    by Subsentient (1111) on Thursday March 20 2014, @11:50PM (#19122) Homepage Journal

    char data[] is an incomplete type.

    --
    "It is no measure of health to be well adjusted to a profoundly sick society." -Jiddu Krishnamurti
    • (Score: 1) by Subsentient on Friday March 21 2014, @12:25AM

      by Subsentient (1111) on Friday March 21 2014, @12:25AM (#19124) Homepage Journal

      Wait, guess it isn't in C99. I'm tired.

      --
      "It is no measure of health to be well adjusted to a profoundly sick society." -Jiddu Krishnamurti
      • (Score: 2) by maxwell demon on Saturday March 22 2014, @12:06PM

        by maxwell demon (1608) on Saturday March 22 2014, @12:06PM (#19670) Journal

        In C99, it is specifically allowed at the end of a struct.
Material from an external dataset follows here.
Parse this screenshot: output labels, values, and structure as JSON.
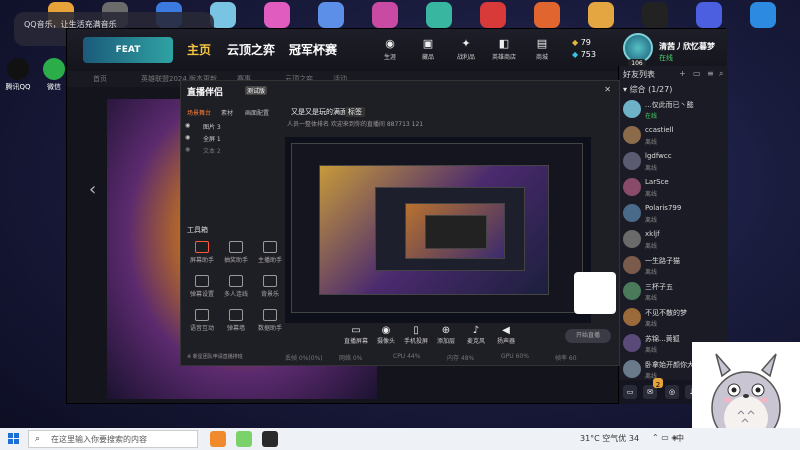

It allows to allocate extra memory after the struct and use that as members of the array. It's called flexible array member.

        --
        The Tao of math: The numbers you can count are not the real numbers.